* **PROMPT**:
The following entries are to be retyped in full, exactly as written.

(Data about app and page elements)
+ + + + +

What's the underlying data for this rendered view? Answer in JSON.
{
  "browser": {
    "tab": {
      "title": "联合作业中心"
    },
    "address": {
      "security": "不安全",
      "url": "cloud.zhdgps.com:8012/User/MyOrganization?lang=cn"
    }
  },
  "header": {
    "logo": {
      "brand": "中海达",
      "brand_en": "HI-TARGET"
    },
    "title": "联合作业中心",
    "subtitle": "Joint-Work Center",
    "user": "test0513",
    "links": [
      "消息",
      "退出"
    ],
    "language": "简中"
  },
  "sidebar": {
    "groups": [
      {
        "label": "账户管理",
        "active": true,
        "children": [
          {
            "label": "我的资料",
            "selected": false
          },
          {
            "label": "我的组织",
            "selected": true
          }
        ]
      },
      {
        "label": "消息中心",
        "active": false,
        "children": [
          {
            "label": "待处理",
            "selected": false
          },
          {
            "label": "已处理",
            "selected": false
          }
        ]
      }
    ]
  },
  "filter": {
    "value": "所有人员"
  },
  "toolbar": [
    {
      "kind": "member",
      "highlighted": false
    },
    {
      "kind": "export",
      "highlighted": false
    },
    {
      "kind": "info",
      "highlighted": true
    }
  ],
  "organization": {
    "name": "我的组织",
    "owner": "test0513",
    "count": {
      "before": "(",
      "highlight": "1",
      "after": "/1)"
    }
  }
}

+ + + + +

* **RESULT OF THE EXERCISE**:
What's the underlying data for this rendered view? Answer in JSON.
{
  "browser": {
    "tab": {
      "title": "联合作业中心"
    },
    "address": {
      "security": "不安全",
      "url": "cloud.zhdgps.com:8012/User/MyOrganization?lang=cn"
    }
  },
  "header": {
    "logo": {
      "brand": "中海达",
      "brand_en": "HI-TARGET"
    },
    "title": "联合作业中心",
    "subtitle": "Joint-Work Center",
    "user": "test0513",
    "links": [
      "消息",
      "退出"
    ],
    "language": "简中"
  },
  "sidebar": {
    "groups": [
      {
        "label": "账户管理",
        "active": true,
        "children": [
          {
            "label": "我的资料",
            "selected": false
          },
          {
            "label": "我的组织",
            "selected": true
          }
        ]
      },
      {
        "label": "消息中心",
        "active": false,
        "children": [
          {
            "label": "待处理",
            "selected": false
          },
          {
            "label": "已处理",
            "selected": false
          }
        ]
      }
    ]
  },
  "filter": {
    "value": "所有人员"
  },
  "toolbar": [
    {
      "kind": "member",
      "highlighted": false
    },
    {
      "kind": "export",
      "highlighted": false
    },
    {
      "kind": "info",
      "highlighted": true
    }
  ],
  "organization": {
    "name": "我的组织",
    "owner": "test0513",
    "count": {
      "before": "(",
      "highlight": "1",
      "after": "/1)"
    }
  }
}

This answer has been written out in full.